_PROMPT_:
Within the records that follow, find every line containing the string "value". Copy those lines.

_DATASET_:
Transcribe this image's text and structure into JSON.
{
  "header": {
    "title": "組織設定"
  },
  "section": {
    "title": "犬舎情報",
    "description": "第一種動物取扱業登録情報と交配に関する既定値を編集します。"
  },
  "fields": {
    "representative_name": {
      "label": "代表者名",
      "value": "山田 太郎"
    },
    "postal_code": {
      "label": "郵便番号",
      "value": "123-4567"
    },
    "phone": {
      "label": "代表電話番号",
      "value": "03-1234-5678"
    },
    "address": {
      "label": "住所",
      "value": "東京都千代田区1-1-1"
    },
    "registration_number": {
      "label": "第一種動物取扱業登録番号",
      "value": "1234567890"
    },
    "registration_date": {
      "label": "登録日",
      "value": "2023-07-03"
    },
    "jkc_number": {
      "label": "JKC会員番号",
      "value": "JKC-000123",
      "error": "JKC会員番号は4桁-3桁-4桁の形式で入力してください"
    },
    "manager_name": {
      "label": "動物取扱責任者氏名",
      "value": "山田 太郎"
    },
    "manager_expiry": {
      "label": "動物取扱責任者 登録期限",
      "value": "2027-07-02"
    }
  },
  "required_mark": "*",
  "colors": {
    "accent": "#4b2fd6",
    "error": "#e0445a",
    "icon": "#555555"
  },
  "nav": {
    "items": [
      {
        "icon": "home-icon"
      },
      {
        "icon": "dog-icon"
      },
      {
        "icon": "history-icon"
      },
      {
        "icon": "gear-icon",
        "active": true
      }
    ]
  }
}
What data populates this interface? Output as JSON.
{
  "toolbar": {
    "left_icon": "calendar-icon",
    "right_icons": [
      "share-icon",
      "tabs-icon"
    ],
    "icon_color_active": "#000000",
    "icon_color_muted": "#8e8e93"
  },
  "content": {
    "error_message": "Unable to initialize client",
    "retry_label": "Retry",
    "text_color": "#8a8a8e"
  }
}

_EXPECTED ANSWER_:
      "value": "山田 太郎"
      "value": "123-4567"
      "value": "03-1234-5678"
      "value": "東京都千代田区1-1-1"
      "value": "1234567890"
      "value": "2023-07-03"
      "value": "JKC-000123",
      "value": "山田 太郎"
      "value": "2027-07-02"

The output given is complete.